Efficiency vs. Cost: Higher efficiency panels might cost more upfront but could offer greater savings in the long run.

Finally, one must assess the overall value—one that balances initial cost, durability under local conditions, potential savings, and the provider’s reliability. Making a well-informed decision involves carefully comparing these factors.

Frequently Asked Questions

In this section, readers will find direct answers to common inquiries about selecting and installing solar panels for their homes.

How do I calculate the wattage I need for solar panels for my home?

To calculate the wattage required for solar panels, homeowners should evaluate their average electricity usage, which can be found on monthly utility bills, and consider the peak sunlight hours of their specific location. Solar experts can also provide a detailed assessment to determine the appropriate system size.

What should I consider when comparing costs for home solar panel installation?

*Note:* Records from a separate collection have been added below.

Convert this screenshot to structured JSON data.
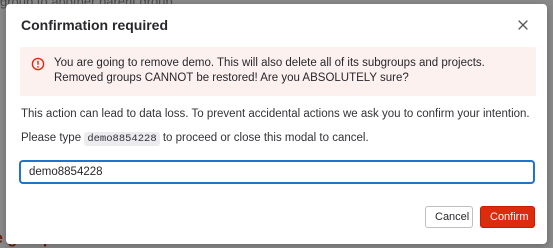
{
  "background": {
    "top_text": "group to another parent group.",
    "bottom_text": "e group"
  },
  "modal": {
    "title": "Confirmation required",
    "close_label": "×",
    "alert": {
      "icon": "error-circle-icon",
      "color": "#dd2b0e",
      "text": "You are going to remove demo. This will also delete all of its subgroups and projects. Removed groups CANNOT be restored! Are you ABSOLUTELY sure?"
    },
    "warning_text": "This action can lead to data loss. To prevent accidental actions we ask you to confirm your intention.",
    "instruction_prefix": "Please type",
    "instruction_code": "demo8854228",
    "instruction_suffix": "to proceed or close this modal to cancel.",
    "input": {
      "value": "demo8854228"
    },
    "buttons": {
      "cancel_label": "Cancel",
      "confirm_label": "Confirm"
    }
  },
  "colors": {
    "danger": "#dd2b0e",
    "focus": "#1f75cb",
    "alert_bg": "#fcf1ef"
  }
}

While comparing costs for home solar panel installations, homeowners should consider not only the upfront costs but also the efficiency, durability, warranty, and lifespan of the solar panels. It’s important to factor in potential savings on electricity bills over time.

Where can I find reputable solar panels for sale?

Homeowners can find reputable solar panels for sale through certified solar energy equipment providers or utilize platforms like eBay where they often come with a money-back guarantee.

How can I distinguish between different types of solar panels to find the best fit for my needs?

Different types of solar panels include monocrystalline, polycrystalline, and thin-film, each with unique characteristics. Monocrystalline panels are known for high efficiency but come with a higher price tag, whereas polycrystalline panels offer a balance between cost and efficiency. Thin-film panels are less expensive and flexible but typically less efficient.

Are there government programs available to help subsidize the cost of solar panels?

Yes, there are government incentives such as tax credits, rebates, and grants that can help offset the installation costs. It is advised to check with local government bodies or the Department of Energy for up-to-date information on available solar incentives.

What are the long-term benefits and potential downsides of installing solar panels for home use?

Installing solar panels can result in significant long-term benefits including reduced electricity bills, less dependence on the grid, and a lower carbon footprint. However, initial installation costs can be high, and the efficiency of panels can decrease over time. Additionally, not all roofs are suitable for solar installations.